The financial advisory business is said to be a relationship business. As we know, in life as in business, there are all kinds of relationships: peaceful ones, rocky ones, intense ones, deep ones, weak ones and rock-solid ones. It would stand to reason that the financial advisors chosen by our distinguished panel of judges for our annual Advisor Hall of Fame owe their stand-out success to exemplary client relationships.
That at least was the overriding impression given by our five honorees. Here is a group of people whose commitment to their clients and passion for their work just leap from the pages.
Take New York-based Wachovia advisor James Cotto, whose mission statement opens: “We want to add value to our clients. We want to provide for all of our families.”
Get the imagery here? Someone who provides for his family feels a tremendous sense of responsibility for them.
Fellow Wachovia advisor Howard Lorch, of Houston, says: “This isn’t a job, this is a passion.” And LPL’s Eric Park, of Washington, Mo., echoes this sentiment: “I almost feel like I’ve never worked yet because every day I get up and I go to a place I still feel passionate about. People joke that if I die and go to heaven, I’ll wake up at my desk.”
Clearly, Lorch and Park are people whose pleasure derives from pleasing others.
New York-based Smith Barney advisor Carol Glazer touches on this point very viscerally: “I like to be needed. We become very involved with clients. We become part of their lives. It’s a real personal thing.” And Raymond James’ Van Pearcy, of Midland, Texas, sums up what it’s all about: “When your clients say you’ve made a world of difference in their life — to say something like that, that gets you up in the morning.”

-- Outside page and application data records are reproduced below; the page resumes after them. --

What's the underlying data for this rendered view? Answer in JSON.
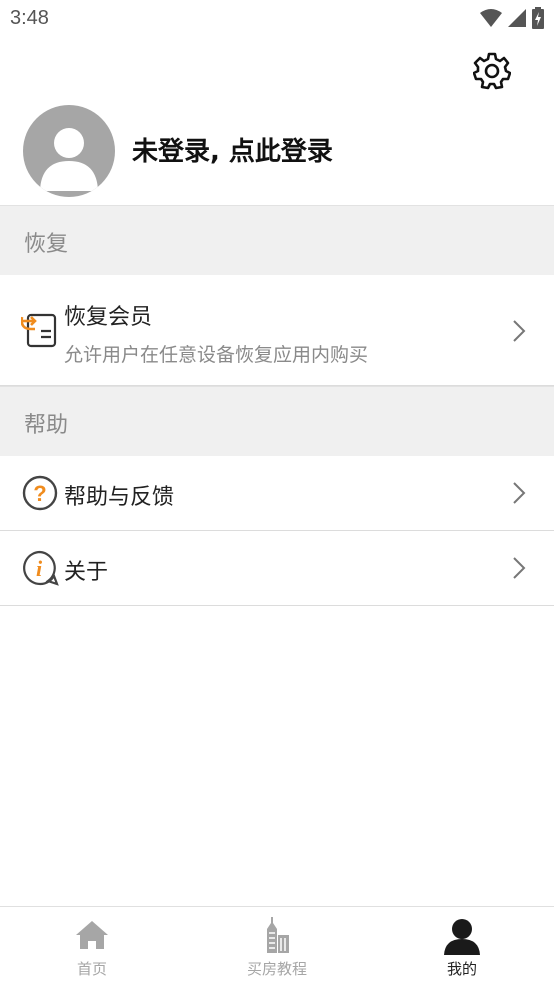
{
  "status_bar": {
    "time": "3:48"
  },
  "profile": {
    "login_text": "未登录, 点此登录"
  },
  "sections": {
    "restore": {
      "header": "恢复",
      "item": {
        "title": "恢复会员",
        "subtitle": "允许用户在任意设备恢复应用内购买"
      }
    },
    "help": {
      "header": "帮助",
      "items": [
        {
          "title": "帮助与反馈"
        },
        {
          "title": "关于"
        }
      ]
    }
  },
  "tabbar": {
    "tabs": [
      {
        "label": "首页",
        "icon": "home-icon",
        "active": false
      },
      {
        "label": "买房教程",
        "icon": "building-icon",
        "active": false
      },
      {
        "label": "我的",
        "icon": "person-icon",
        "active": true
      }
    ]
  },
  "colors": {
    "accent": "#f08c1e",
    "icon_gray": "#555555",
    "inactive_tab": "#a6a6a6"
  }
}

Clearly, in the minds of these advisors, it’s not about them — it’s all about the client. There is an inherent and unusual maturity involved in these client relationships. These advisors are bound to their clients (and their clients to them) by what they do for them. If you invest a lot in a cause — a charity, your marriage — its importance to you inevitably grows.

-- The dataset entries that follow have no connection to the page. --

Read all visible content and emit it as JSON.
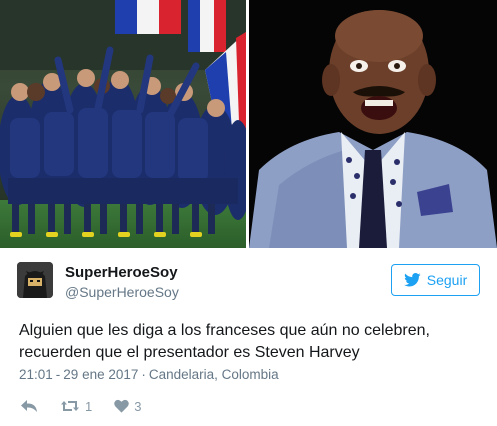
{
  "tweet": {
    "display_name": "SuperHeroeSoy",
    "handle": "@SuperHeroeSoy",
    "follow_label": "Seguir",
    "text_lines": [
      "Alguien que les diga a los franceses que aún no celebren,",
      "recuerden que el presentador es Steven Harvey"
    ],
    "time": "21:01",
    "date": "29 ene 2017",
    "location": "Candelaria, Colombia",
    "retweet_count": "1",
    "like_count": "3"
  },
  "icons": {
    "reply": "reply-icon",
    "retweet": "retweet-icon",
    "like": "heart-icon",
    "follow": "twitter-bird-icon"
  },
  "colors": {
    "accent": "#1da1f2",
    "text": "#14171a",
    "muted": "#657786",
    "action": "#8899a6"
  }
}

Why are these five advisors important people? Because their clients are important to them.
We want to acknowledge with great appreciation how important Moshe Milevsky has been to us. For the past year, his Retirement Income University column has been an enormous hit with our readers. With his final contribution in this issue, Prof. Milevsky will be “retiring” from his editorial duties to concentrate on a heavy load of academic and professional responsibilities, including the publication of a new book in 2008. While we will miss his wit and wisdom, we are pleased to have a worthy successor in Fran?ois Gadenne, a retirement income visionary, whose column debuts next month.